* [What the task asks]: How many lines below hold "name"? Answer with only the number.

*** Opening of Supplied data ***

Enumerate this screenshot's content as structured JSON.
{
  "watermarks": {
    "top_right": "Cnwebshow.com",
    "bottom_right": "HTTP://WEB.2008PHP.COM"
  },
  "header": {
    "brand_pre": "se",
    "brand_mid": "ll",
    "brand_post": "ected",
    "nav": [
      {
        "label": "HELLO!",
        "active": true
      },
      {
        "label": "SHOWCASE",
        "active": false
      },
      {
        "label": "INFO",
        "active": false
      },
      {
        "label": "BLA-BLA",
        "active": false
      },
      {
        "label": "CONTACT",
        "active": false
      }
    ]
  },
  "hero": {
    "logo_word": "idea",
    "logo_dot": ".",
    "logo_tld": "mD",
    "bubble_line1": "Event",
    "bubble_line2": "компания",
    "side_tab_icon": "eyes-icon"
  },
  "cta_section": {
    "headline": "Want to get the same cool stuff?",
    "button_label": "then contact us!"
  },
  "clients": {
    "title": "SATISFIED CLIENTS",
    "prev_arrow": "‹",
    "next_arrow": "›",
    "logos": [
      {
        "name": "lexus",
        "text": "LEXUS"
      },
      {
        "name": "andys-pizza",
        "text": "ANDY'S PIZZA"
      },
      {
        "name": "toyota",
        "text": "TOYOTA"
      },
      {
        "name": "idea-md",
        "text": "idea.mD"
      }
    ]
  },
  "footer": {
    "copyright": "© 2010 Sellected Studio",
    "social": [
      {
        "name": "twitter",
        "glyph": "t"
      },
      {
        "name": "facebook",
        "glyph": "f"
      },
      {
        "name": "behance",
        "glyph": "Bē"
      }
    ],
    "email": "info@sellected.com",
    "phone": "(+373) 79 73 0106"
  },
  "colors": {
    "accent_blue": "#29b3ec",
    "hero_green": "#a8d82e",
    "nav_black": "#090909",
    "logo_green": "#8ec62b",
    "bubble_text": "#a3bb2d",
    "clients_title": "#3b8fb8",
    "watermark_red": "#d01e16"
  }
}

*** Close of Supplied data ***

* [Result of the exercise]: 7